> _DATA PROVIDED_:

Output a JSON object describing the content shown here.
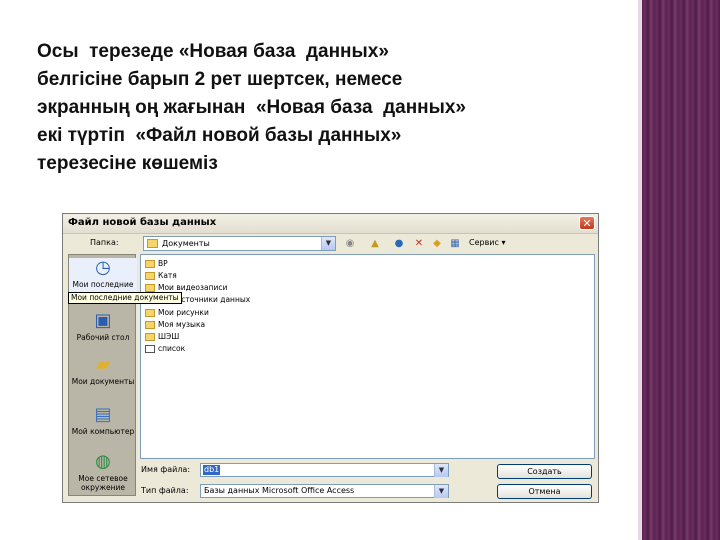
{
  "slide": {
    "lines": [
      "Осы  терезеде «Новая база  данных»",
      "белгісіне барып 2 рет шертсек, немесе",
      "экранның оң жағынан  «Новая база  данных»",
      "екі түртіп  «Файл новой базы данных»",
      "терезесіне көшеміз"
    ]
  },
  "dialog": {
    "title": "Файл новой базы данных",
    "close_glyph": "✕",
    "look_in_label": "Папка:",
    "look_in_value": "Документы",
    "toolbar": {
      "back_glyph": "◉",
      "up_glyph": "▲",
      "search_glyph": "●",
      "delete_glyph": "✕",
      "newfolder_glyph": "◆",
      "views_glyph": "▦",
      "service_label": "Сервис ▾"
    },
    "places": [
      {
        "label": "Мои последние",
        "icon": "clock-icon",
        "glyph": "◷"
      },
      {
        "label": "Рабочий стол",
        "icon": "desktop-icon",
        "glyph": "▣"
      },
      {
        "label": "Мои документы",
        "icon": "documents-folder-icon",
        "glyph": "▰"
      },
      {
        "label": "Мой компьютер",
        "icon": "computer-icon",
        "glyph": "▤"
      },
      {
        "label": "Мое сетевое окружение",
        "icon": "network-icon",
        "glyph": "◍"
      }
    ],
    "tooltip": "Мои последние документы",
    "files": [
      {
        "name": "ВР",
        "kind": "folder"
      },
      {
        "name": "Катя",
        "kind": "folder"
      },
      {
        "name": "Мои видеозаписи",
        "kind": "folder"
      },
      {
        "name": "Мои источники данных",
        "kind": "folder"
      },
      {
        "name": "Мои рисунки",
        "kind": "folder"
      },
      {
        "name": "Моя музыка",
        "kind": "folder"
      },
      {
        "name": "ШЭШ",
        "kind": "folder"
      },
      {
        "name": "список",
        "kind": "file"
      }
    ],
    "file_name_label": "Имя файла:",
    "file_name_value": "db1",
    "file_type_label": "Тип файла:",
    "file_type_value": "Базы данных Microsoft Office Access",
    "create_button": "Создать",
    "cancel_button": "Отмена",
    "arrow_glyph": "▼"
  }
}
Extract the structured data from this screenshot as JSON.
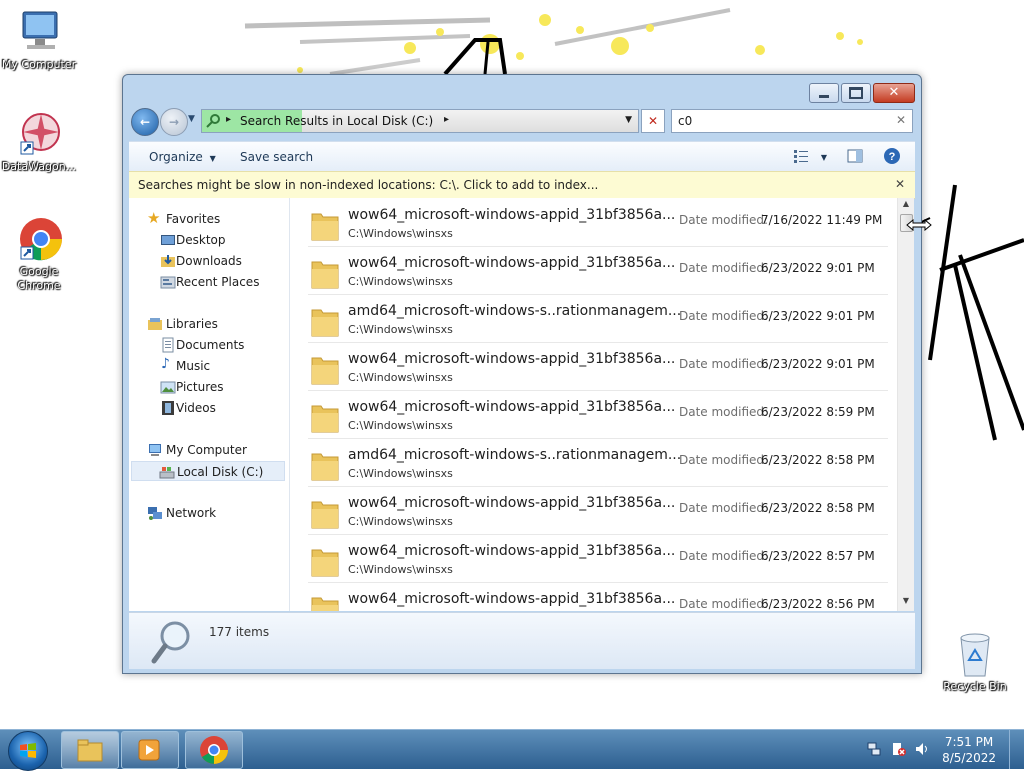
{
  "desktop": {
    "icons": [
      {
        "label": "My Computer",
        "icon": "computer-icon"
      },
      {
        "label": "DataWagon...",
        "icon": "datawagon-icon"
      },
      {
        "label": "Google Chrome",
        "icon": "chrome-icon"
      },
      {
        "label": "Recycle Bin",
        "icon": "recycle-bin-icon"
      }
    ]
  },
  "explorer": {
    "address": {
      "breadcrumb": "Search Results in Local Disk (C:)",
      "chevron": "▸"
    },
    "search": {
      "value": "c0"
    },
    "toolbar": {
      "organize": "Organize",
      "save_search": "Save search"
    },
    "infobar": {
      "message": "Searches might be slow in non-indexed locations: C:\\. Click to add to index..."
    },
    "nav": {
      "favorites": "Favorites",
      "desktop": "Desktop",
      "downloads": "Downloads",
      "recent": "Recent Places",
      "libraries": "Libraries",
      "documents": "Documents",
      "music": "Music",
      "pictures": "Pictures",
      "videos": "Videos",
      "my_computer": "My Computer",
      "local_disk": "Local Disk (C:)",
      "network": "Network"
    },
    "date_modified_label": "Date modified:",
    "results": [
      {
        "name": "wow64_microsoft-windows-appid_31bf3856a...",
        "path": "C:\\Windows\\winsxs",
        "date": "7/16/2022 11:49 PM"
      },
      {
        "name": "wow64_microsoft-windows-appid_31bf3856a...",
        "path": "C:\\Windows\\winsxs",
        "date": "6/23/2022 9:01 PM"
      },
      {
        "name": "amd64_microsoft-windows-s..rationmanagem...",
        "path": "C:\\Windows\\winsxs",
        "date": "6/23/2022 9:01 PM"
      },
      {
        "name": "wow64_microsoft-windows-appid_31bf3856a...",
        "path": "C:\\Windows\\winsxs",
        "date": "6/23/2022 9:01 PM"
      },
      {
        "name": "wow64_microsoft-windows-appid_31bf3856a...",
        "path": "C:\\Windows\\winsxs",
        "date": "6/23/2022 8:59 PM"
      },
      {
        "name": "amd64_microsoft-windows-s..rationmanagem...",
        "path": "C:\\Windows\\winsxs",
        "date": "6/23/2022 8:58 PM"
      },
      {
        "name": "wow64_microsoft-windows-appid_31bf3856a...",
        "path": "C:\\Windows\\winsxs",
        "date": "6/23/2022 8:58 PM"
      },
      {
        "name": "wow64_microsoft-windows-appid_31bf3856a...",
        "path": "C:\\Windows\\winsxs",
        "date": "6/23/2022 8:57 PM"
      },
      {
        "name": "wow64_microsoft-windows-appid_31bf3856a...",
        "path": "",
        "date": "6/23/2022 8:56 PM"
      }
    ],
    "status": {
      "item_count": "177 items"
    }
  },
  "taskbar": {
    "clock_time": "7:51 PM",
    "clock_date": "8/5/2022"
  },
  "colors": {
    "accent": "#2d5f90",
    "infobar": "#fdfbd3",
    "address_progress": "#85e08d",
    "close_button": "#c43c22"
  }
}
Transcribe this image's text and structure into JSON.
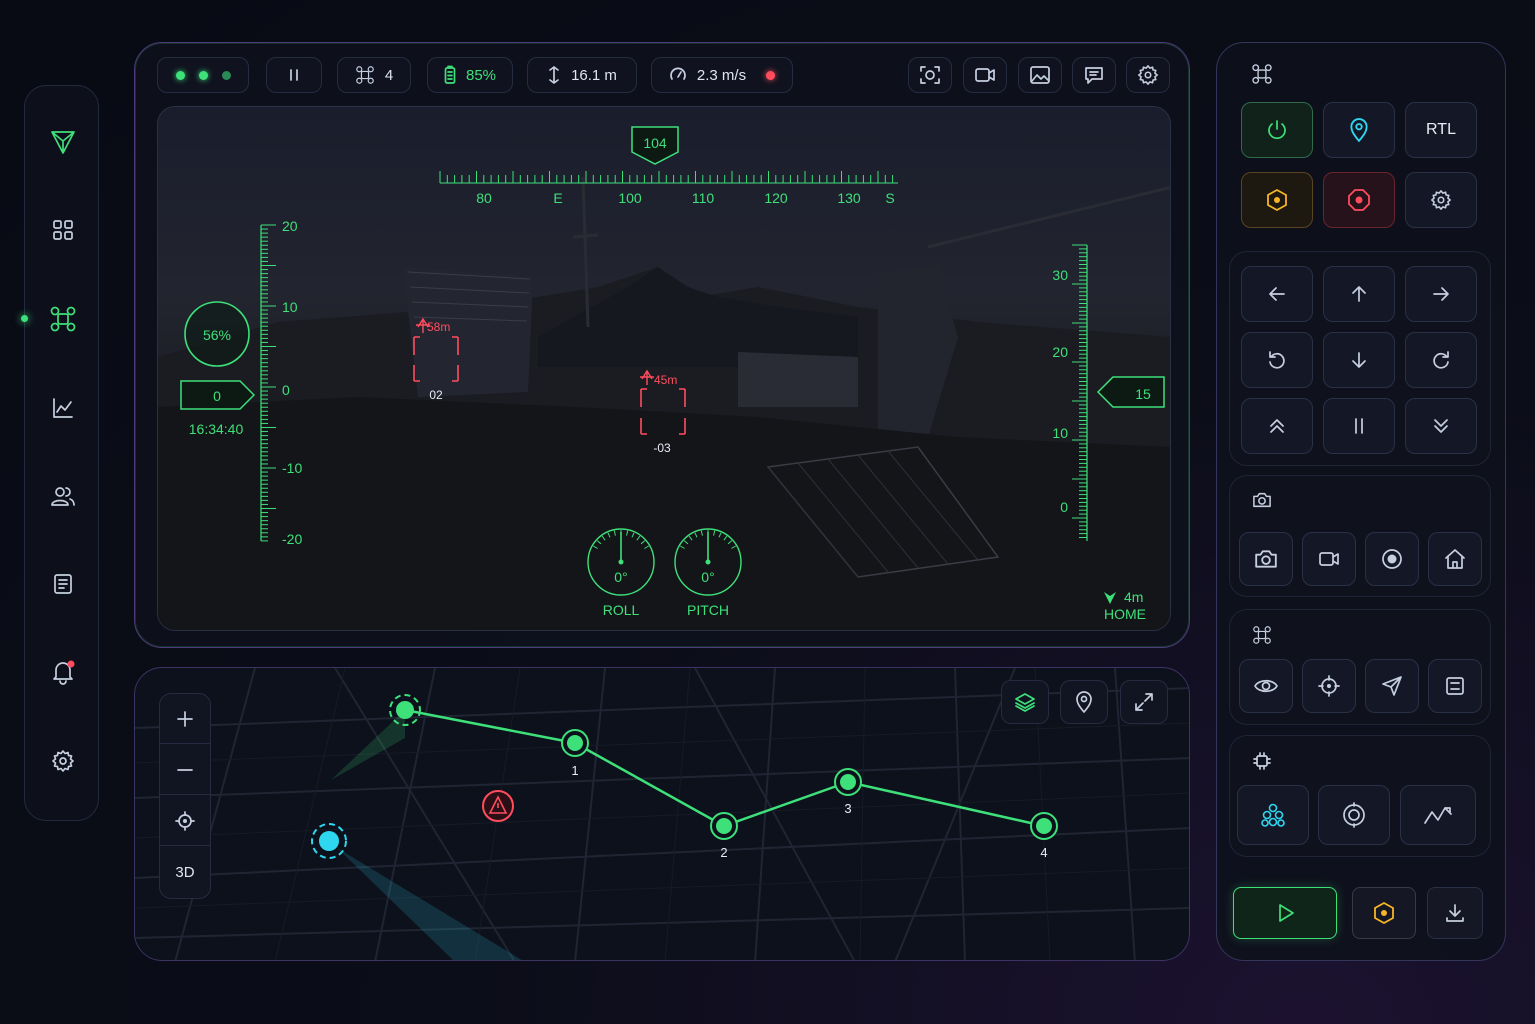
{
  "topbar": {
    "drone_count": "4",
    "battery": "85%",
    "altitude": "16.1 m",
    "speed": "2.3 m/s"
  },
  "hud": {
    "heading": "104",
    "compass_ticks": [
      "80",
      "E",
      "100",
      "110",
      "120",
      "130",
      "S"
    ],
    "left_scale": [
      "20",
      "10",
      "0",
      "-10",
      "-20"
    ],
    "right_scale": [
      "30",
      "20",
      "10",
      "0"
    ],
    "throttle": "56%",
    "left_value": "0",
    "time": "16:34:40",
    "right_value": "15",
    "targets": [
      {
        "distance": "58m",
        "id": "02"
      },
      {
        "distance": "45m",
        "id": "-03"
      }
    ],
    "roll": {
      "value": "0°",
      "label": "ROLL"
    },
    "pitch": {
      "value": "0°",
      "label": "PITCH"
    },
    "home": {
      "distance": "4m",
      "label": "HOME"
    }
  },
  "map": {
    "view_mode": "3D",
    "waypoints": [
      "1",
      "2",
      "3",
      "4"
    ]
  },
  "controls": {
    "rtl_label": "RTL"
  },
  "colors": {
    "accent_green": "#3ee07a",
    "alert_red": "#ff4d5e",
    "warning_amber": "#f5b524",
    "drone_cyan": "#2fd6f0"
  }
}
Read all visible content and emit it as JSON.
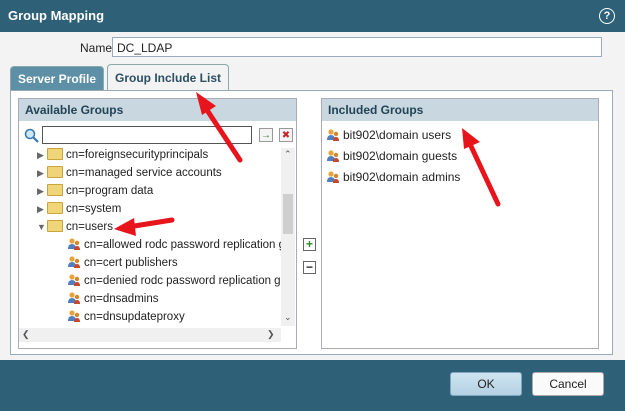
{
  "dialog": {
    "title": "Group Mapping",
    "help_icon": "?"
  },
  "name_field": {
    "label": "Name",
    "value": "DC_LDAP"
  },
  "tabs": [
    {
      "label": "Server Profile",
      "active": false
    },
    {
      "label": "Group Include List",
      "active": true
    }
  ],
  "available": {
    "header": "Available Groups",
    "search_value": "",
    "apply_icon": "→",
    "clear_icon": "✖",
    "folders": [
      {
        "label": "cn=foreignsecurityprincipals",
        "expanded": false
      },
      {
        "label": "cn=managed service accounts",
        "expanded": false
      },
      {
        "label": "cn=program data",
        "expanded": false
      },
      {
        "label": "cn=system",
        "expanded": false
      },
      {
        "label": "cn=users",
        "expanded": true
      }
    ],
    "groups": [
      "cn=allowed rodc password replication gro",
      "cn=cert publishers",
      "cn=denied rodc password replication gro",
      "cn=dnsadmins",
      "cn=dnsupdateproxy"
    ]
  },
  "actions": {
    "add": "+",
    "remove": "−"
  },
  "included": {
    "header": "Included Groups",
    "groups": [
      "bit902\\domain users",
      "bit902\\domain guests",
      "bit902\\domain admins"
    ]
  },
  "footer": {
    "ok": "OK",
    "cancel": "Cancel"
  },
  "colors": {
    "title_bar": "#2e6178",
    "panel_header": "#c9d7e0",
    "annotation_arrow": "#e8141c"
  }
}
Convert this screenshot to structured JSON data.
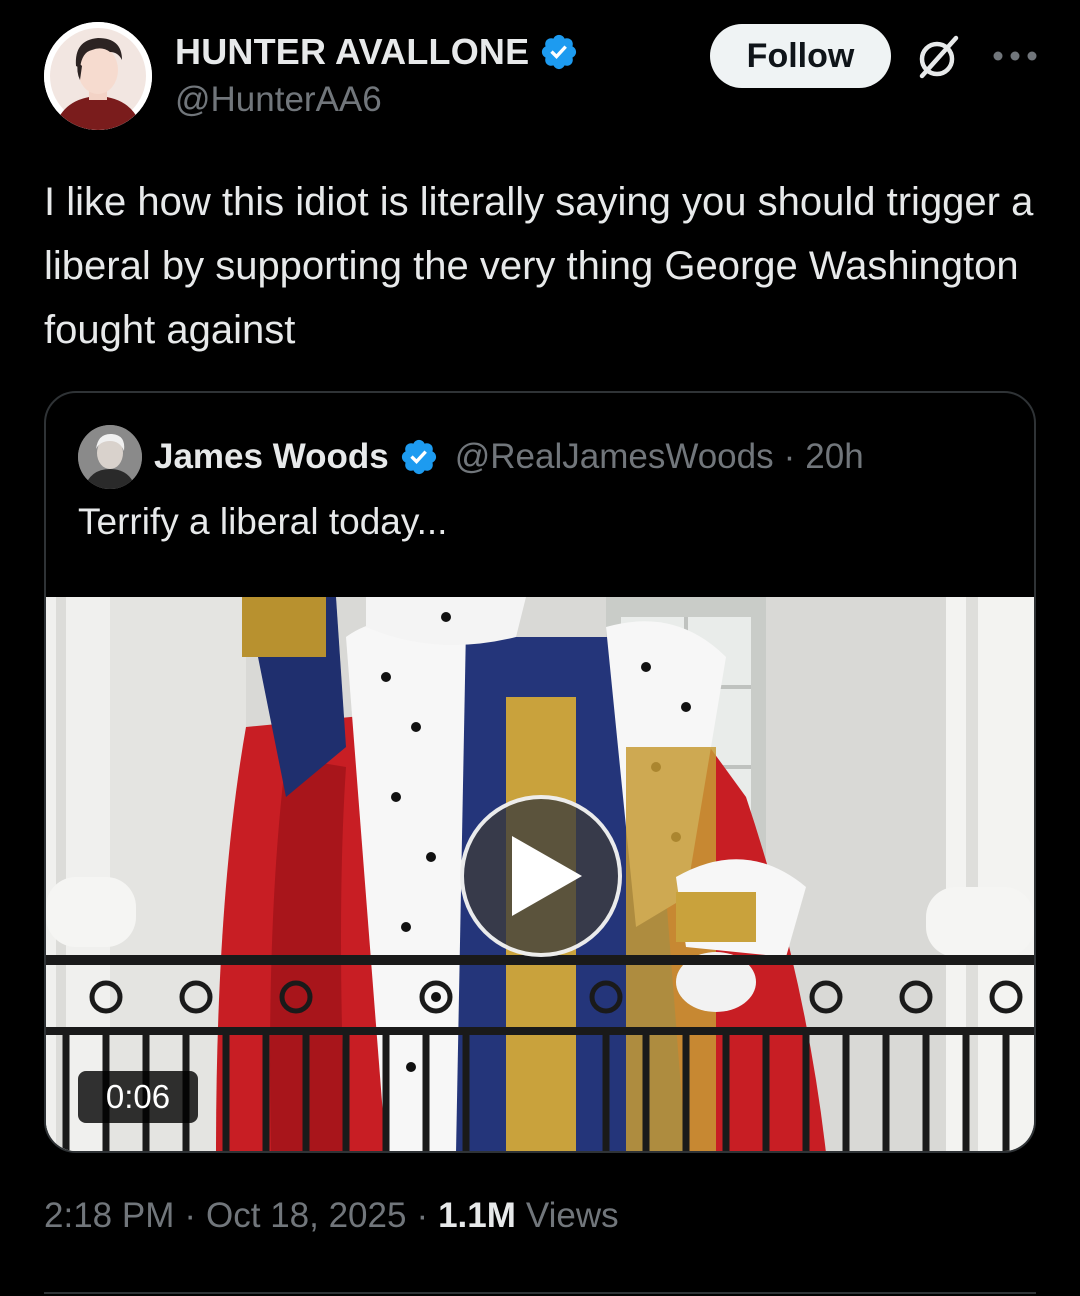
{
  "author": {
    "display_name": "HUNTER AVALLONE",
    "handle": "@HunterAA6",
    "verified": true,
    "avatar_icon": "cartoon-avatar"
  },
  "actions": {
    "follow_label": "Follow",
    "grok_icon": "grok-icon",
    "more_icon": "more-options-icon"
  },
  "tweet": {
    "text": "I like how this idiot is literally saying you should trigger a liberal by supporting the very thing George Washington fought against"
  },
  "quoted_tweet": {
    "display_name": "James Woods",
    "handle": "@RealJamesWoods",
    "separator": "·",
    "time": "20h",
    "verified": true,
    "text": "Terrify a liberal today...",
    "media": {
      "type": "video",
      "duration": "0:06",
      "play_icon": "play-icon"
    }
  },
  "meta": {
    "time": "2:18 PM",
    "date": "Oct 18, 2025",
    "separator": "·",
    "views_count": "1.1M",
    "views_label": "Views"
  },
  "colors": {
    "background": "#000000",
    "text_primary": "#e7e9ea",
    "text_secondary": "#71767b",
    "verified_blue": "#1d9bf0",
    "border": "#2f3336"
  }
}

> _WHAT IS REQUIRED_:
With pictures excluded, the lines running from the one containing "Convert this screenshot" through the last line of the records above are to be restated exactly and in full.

> _TASK OUTPUT_:
Convert this screenshot to structured JSON data.
{
  "author": {
    "display_name": "HUNTER AVALLONE",
    "handle": "@HunterAA6",
    "verified": true,
    "avatar_icon": "cartoon-avatar"
  },
  "actions": {
    "follow_label": "Follow",
    "grok_icon": "grok-icon",
    "more_icon": "more-options-icon"
  },
  "tweet": {
    "text": "I like how this idiot is literally saying you should trigger a liberal by supporting the very thing George Washington fought against"
  },
  "quoted_tweet": {
    "display_name": "James Woods",
    "handle": "@RealJamesWoods",
    "separator": "·",
    "time": "20h",
    "verified": true,
    "text": "Terrify a liberal today...",
    "media": {
      "type": "video",
      "duration": "0:06",
      "play_icon": "play-icon"
    }
  },
  "meta": {
    "time": "2:18 PM",
    "date": "Oct 18, 2025",
    "separator": "·",
    "views_count": "1.1M",
    "views_label": "Views"
  },
  "colors": {
    "background": "#000000",
    "text_primary": "#e7e9ea",
    "text_secondary": "#71767b",
    "verified_blue": "#1d9bf0",
    "border": "#2f3336"
  }
}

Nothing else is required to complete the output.